Dataset items:
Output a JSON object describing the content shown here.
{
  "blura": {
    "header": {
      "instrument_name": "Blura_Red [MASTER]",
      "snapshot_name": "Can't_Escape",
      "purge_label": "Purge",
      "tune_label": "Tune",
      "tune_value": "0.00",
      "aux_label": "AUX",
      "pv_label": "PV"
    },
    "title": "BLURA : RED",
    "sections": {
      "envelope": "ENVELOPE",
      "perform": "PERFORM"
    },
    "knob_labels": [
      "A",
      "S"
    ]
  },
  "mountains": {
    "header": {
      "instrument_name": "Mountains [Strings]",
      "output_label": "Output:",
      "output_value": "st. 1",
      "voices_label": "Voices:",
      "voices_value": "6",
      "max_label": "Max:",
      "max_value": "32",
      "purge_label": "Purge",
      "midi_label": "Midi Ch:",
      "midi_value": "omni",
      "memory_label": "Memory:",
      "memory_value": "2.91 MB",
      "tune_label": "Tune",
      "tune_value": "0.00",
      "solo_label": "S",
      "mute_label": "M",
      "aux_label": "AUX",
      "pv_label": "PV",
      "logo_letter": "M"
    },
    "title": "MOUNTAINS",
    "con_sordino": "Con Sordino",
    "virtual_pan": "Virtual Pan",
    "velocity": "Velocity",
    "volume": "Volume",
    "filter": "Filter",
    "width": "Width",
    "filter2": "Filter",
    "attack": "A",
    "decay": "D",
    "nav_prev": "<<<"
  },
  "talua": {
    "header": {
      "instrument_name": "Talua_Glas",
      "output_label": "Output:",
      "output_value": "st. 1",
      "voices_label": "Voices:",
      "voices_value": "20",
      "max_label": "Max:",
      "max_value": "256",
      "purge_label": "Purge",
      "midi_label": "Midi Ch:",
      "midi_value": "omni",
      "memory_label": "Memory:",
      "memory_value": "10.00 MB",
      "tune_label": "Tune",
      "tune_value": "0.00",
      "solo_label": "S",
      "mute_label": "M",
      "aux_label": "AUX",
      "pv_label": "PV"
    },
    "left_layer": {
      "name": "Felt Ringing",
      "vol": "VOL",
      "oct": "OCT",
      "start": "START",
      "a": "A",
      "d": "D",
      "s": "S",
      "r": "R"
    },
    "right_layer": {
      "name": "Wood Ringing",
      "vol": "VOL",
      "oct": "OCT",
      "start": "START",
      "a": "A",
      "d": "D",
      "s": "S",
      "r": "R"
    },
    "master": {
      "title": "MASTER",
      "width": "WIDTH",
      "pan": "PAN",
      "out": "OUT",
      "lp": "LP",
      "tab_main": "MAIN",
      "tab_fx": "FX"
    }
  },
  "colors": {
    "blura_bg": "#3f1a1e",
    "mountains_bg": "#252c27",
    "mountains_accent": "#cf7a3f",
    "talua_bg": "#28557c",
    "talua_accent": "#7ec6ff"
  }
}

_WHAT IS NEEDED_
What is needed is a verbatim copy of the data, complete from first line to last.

_ANSWER BELOW_
Output a JSON object describing the content shown here.
{
  "blura": {
    "header": {
      "instrument_name": "Blura_Red [MASTER]",
      "snapshot_name": "Can't_Escape",
      "purge_label": "Purge",
      "tune_label": "Tune",
      "tune_value": "0.00",
      "aux_label": "AUX",
      "pv_label": "PV"
    },
    "title": "BLURA : RED",
    "sections": {
      "envelope": "ENVELOPE",
      "perform": "PERFORM"
    },
    "knob_labels": [
      "A",
      "S"
    ]
  },
  "mountains": {
    "header": {
      "instrument_name": "Mountains [Strings]",
      "output_label": "Output:",
      "output_value": "st. 1",
      "voices_label": "Voices:",
      "voices_value": "6",
      "max_label": "Max:",
      "max_value": "32",
      "purge_label": "Purge",
      "midi_label": "Midi Ch:",
      "midi_value": "omni",
      "memory_label": "Memory:",
      "memory_value": "2.91 MB",
      "tune_label": "Tune",
      "tune_value": "0.00",
      "solo_label": "S",
      "mute_label": "M",
      "aux_label": "AUX",
      "pv_label": "PV",
      "logo_letter": "M"
    },
    "title": "MOUNTAINS",
    "con_sordino": "Con Sordino",
    "virtual_pan": "Virtual Pan",
    "velocity": "Velocity",
    "volume": "Volume",
    "filter": "Filter",
    "width": "Width",
    "filter2": "Filter",
    "attack": "A",
    "decay": "D",
    "nav_prev": "<<<"
  },
  "talua": {
    "header": {
      "instrument_name": "Talua_Glas",
      "output_label": "Output:",
      "output_value": "st. 1",
      "voices_label": "Voices:",
      "voices_value": "20",
      "max_label": "Max:",
      "max_value": "256",
      "purge_label": "Purge",
      "midi_label": "Midi Ch:",
      "midi_value": "omni",
      "memory_label": "Memory:",
      "memory_value": "10.00 MB",
      "tune_label": "Tune",
      "tune_value": "0.00",
      "solo_label": "S",
      "mute_label": "M",
      "aux_label": "AUX",
      "pv_label": "PV"
    },
    "left_layer": {
      "name": "Felt Ringing",
      "vol": "VOL",
      "oct": "OCT",
      "start": "START",
      "a": "A",
      "d": "D",
      "s": "S",
      "r": "R"
    },
    "right_layer": {
      "name": "Wood Ringing",
      "vol": "VOL",
      "oct": "OCT",
      "start": "START",
      "a": "A",
      "d": "D",
      "s": "S",
      "r": "R"
    },
    "master": {
      "title": "MASTER",
      "width": "WIDTH",
      "pan": "PAN",
      "out": "OUT",
      "lp": "LP",
      "tab_main": "MAIN",
      "tab_fx": "FX"
    }
  },
  "colors": {
    "blura_bg": "#3f1a1e",
    "mountains_bg": "#252c27",
    "mountains_accent": "#cf7a3f",
    "talua_bg": "#28557c",
    "talua_accent": "#7ec6ff"
  }
}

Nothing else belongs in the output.